The essence of it

The developer and maintainer of the ‘plugin’ strongly believes that assignment criteria should be as simple as possible to understand for students for maximum efficiency. From experience, I can vouch for this as well. When setting up the activity, you are asked to create a set of ‘Yes/No’ criteria e.g. the essay has a title. Students (in my case 11-18 years old) find it easy to understand and I also find that it helps them assess their own work. The criteria are usually quite easy to setup if you had a mark scheme to start off with. I usually have between 10 and 15 criteria depending on the task, but I don’t think there is a limit to the number of criteria you can set. Once the criteria have been set you are ready to go.




The great…

Peer assessment is awesome!
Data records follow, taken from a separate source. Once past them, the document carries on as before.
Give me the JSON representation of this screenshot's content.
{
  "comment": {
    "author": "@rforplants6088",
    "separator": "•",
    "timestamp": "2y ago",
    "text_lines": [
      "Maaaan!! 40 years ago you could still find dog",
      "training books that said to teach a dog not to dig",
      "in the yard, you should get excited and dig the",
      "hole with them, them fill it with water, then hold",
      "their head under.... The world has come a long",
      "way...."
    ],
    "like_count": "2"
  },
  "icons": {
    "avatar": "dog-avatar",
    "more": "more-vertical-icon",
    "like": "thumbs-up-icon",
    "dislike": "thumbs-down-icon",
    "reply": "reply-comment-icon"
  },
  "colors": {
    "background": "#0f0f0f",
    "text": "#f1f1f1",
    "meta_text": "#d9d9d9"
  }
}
When doing my PGCE I remember colleagues telling me “how much time you can save getting students to peer mark”. While this may be true to some extent in some situations, I don’t believe this is the case. However, students can really benefit from it as they get an even greater understanding of the task at hand.

Peer assessment can now be done at home, properly

I lack time to do this kind of work in lessons, but I find this to be a very meaningful homework. As long as you explain the criteria thoroughly -I often define the criteria with my students, guiding them to choose the ones I had  pre-defined prior to starting the task, and adding their own – students will be just fine doing the peer reviewing at home. Though my area of expertise is 11-18 olds, I am pretty sure that this type of peer review would be suitable to students of a much younger age, such as middle/upper Key Stage 2.

Students are asked to give constructive comments

When all criteria have been checked by a student, they are then asked to write a comment on their peer’s work. This part is the most challenging for students, but also the most rewarding. I usually give them a minimum of words to write and a few ideas. The most able students usually have no problems finding ideas of their own, but I find that less able students benefit from having set phrases (I have a web page set up for that) that they can use and ‘fill-in’ really helps.

Some of the work is done for you

I said earlier in my post that peer assessment does not really save time, well it does a bit, let me explain. Say student A has their work reviewed by student B, student C and student D. If Students B, C and D all ‘agree’ on their review (i.e. they all ticked the same boxes), then there is a good chance that their review is accurate and you can then only ‘scan’ the work, looking for missing pieces. This might shave off only a couple of minutes per student, but that quickly adds up to an hour if you have a big class 🙂

Lots of support

The creator and maintainer has really made an effort to document and provide support for his work (videos, etc.). This is to be noticed and is much appreciated.

… and the could be (will be?) great

Groups are not yet supported

I share all but one of my Moodle courses with colleagues, and while it is great for sharing resources and our workload, peer assessment should really happen within the same teaching group (in my opinion anyway). One workaround that I have found is to make as many copies of one assignment as there are teaching groups in my courses and make each copy available to one group only. This is not perfect by any means but allows me to use this great plugin which would otherwise be useless to me.

Teacher cannot assign work to be reviewed by particular students

I teach in an all inclusive school, and while I have a great time in the classroom, differentiation can be challenging. I have some very able students and some students who need more support. Sometimes, I would like to be able to assign particular assignments to particular students so that everyone can benefit from the task as much as possible. The solution described above (using groupings) allows for this to happen to some extent but is cumbersome to maintain.

Labels are not supported

It would be great if criteria could be ‘grouped’ together, unfortunately this is not yet supported.

In short…

I love this assignment type, use it all of the time and really think that my students have benefited from it a great deal. A million thanks to the developer!